tab vs sheet
IMHO the only substantial difference between tab and sheet is that tab is initially easier to read but is instrument specific, whereas sheet is initially harder to read but is written in a common musical language -- tab is diagramatic and can be quickly understood; sheet is abstract and needs to be learned
there is nothing in sheet which can not be displayed in tab, and vice versa -- timing and phrasing are clearer in sheet; fingering is clearer in tab -- sheet generally (but not always) contains less mistakes; tab, when text-based, is simpler to create, edit and distribute -- tab is often badly written and hard to understand; ditto many original manuscripts -- problems re authenticity and copyright are common to both

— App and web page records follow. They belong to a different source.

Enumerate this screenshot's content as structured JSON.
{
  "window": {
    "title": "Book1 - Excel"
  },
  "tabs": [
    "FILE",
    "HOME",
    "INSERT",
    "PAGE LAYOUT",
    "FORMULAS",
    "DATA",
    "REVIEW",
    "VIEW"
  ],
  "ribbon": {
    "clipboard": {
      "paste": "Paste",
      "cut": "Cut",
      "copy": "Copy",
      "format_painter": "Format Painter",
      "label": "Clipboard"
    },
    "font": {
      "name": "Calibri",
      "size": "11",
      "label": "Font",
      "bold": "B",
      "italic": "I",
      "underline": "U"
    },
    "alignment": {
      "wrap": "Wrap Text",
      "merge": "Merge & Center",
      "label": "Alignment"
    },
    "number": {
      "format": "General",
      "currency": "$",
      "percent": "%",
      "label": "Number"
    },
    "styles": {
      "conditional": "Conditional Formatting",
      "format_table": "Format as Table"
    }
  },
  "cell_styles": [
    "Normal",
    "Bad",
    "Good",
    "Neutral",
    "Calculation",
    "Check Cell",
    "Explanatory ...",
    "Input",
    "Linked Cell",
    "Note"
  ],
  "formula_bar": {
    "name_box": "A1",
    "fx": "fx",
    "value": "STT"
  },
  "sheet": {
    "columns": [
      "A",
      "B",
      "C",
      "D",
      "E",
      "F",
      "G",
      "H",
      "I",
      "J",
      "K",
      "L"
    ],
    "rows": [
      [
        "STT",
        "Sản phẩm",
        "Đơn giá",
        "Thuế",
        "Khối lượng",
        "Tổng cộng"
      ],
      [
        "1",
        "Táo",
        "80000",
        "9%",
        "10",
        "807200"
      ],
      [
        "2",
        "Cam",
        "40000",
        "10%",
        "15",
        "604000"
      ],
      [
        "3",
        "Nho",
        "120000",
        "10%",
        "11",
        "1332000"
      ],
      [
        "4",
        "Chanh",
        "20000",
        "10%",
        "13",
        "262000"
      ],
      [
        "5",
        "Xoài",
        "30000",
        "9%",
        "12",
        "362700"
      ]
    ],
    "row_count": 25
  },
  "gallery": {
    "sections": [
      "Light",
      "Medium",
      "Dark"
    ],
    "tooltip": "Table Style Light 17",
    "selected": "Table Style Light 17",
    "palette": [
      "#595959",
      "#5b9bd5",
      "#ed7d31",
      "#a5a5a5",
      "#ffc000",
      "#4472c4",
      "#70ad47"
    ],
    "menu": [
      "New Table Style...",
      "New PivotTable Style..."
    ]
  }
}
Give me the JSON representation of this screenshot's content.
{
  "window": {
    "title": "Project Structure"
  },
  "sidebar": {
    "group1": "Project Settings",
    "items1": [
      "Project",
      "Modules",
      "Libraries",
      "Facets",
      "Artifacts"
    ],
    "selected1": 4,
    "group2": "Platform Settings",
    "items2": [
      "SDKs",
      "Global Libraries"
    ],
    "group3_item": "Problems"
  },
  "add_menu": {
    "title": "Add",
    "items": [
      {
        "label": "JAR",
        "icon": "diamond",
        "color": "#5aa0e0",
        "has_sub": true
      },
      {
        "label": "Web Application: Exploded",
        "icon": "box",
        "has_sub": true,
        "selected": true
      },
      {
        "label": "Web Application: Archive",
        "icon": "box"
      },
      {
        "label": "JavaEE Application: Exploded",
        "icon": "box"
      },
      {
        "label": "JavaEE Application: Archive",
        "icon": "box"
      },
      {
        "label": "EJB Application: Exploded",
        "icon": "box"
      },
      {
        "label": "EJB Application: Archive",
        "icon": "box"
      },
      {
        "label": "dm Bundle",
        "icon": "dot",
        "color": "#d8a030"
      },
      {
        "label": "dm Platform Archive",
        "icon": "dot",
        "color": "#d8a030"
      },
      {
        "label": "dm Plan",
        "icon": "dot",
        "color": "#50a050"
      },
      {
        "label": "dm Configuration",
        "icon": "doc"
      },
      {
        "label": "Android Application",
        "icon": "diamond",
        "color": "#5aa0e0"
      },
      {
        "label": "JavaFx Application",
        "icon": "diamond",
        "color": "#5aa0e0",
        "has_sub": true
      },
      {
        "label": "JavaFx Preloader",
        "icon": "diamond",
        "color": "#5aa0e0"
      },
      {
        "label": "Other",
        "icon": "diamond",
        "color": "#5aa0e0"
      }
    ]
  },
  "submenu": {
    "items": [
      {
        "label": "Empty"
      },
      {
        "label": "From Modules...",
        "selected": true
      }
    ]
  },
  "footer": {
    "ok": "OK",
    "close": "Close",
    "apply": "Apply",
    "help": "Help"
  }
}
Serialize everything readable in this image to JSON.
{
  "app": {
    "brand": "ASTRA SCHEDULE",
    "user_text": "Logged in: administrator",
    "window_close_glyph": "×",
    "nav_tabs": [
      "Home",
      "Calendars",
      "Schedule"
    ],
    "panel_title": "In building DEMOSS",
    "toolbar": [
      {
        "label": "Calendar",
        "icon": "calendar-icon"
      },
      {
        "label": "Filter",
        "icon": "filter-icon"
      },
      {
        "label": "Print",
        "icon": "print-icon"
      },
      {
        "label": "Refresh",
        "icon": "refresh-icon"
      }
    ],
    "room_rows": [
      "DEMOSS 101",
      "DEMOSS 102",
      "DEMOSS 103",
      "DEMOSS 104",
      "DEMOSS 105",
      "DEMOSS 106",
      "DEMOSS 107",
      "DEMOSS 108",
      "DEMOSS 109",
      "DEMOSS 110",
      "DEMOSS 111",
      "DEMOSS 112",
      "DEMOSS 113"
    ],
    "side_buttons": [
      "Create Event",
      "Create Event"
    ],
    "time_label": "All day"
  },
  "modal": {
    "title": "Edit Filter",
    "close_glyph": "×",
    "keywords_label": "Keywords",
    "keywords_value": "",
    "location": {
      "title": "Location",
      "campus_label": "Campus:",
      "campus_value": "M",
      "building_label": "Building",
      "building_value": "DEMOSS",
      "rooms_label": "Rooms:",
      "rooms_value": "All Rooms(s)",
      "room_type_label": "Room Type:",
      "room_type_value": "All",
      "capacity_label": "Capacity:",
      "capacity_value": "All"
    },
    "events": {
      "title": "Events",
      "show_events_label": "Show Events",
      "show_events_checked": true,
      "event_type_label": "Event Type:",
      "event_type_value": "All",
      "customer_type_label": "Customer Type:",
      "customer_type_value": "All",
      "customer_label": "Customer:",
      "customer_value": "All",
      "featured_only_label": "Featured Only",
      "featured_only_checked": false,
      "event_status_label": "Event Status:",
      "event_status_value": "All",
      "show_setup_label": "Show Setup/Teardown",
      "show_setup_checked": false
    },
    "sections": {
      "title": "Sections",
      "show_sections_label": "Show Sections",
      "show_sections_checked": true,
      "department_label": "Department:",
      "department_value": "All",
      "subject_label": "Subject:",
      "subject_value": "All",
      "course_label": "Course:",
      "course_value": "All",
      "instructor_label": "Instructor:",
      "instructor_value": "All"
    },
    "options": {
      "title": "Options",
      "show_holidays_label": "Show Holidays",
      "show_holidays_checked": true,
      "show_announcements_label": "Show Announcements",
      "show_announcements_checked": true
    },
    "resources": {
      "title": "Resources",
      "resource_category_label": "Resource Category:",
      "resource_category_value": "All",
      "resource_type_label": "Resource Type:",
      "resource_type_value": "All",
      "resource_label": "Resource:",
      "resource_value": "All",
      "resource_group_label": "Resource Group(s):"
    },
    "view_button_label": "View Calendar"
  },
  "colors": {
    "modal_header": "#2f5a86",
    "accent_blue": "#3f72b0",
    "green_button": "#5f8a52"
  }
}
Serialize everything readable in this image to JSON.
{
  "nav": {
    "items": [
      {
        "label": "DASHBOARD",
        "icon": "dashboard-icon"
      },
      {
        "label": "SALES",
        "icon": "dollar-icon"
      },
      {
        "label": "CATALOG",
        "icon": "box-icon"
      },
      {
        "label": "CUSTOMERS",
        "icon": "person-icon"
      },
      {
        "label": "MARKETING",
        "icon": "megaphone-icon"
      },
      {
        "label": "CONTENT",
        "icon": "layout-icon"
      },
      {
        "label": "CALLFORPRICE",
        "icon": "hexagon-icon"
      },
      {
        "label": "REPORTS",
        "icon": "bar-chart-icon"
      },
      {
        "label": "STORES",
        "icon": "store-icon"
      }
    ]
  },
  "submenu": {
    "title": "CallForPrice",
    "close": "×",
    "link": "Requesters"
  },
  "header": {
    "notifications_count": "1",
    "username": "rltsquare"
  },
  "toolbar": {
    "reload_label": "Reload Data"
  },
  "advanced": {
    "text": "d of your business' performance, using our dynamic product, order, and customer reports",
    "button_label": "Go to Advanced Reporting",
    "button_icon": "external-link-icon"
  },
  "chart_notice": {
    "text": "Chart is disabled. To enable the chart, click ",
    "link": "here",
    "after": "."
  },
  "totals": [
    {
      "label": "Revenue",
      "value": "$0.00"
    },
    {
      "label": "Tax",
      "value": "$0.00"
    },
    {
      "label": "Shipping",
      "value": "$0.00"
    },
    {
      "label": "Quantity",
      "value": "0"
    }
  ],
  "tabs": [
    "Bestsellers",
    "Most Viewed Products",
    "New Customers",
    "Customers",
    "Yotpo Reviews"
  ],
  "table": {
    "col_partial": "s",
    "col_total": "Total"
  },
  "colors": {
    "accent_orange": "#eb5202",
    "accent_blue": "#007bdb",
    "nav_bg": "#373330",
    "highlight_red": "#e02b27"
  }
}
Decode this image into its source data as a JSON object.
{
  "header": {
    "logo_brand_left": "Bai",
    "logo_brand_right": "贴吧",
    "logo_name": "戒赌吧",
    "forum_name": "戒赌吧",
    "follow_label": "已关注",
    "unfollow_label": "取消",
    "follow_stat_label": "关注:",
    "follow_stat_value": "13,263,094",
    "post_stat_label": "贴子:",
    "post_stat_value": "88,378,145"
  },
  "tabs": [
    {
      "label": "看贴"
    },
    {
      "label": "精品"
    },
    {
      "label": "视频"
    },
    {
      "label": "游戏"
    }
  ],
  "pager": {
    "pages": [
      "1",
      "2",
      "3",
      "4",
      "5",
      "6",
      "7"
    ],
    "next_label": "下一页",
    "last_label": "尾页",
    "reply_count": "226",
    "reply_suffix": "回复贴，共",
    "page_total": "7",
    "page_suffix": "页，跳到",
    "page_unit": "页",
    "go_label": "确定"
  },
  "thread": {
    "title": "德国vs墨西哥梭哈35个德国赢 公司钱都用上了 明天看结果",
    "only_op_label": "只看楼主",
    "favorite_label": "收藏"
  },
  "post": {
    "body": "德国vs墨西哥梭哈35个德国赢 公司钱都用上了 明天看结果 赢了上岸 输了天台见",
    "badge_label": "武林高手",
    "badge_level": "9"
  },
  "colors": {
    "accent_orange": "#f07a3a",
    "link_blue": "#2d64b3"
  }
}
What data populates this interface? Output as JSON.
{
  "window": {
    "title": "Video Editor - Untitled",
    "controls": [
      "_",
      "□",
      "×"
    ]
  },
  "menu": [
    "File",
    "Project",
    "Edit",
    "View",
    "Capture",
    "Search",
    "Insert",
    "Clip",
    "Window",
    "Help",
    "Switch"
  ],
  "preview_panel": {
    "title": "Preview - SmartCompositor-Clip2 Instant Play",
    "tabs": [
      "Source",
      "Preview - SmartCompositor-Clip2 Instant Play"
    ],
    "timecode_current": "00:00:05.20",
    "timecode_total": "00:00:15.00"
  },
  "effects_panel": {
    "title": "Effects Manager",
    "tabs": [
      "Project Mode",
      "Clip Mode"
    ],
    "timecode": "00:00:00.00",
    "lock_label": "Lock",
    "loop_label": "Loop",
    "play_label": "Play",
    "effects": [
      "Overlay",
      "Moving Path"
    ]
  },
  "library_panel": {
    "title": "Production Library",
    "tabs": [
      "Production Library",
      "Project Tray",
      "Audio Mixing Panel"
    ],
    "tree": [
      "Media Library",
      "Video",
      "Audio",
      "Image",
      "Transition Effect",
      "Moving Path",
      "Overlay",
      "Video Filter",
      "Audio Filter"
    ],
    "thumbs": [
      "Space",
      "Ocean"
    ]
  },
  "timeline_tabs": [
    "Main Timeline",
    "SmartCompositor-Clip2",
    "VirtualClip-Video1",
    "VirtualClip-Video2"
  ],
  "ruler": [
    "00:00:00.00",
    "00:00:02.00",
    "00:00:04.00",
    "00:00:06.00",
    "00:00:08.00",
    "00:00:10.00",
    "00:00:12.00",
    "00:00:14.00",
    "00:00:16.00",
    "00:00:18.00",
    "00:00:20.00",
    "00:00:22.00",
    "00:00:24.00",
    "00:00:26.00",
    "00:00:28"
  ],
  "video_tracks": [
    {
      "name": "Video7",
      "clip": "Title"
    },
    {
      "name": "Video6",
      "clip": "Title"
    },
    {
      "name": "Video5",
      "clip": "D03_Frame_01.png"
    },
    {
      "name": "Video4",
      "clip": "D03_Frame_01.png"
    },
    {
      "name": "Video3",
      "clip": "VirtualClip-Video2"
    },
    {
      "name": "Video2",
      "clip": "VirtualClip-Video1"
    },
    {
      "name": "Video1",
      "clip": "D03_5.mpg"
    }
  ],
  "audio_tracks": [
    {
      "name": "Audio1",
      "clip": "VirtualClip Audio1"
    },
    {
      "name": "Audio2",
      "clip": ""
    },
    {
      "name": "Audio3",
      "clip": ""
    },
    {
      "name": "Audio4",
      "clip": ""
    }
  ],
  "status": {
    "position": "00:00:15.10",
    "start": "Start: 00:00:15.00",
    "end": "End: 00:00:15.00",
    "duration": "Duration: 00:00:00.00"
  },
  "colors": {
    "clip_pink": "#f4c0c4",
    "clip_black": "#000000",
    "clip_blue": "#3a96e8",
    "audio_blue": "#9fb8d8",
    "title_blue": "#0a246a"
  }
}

neither tab nor sheet excels in defining how the music is intended to be heard -- ambiguity is hard to avoid when using symbols to represent sounds -- however interpretation is no longer so dependent on the experience of teachers and memories of live performances, but can be supplemented with audio recordings, radio & television performances, MIDIs, videos etc
tab or sheet? -- if a piece is familiar, tab will often suffice -- if a piece is unfamiliar, sheet is likely to be more reliable -- to investigate the composer's intentions the original should be consulted, which may of course be either
very occasionally i get abusive or threatening emails on the subject of tablature -- (they are far less frequent than they used to be) -- some of them are just silly, whilst others are from people who have commercial reasons for attacking the site!
- Weed (June 2011)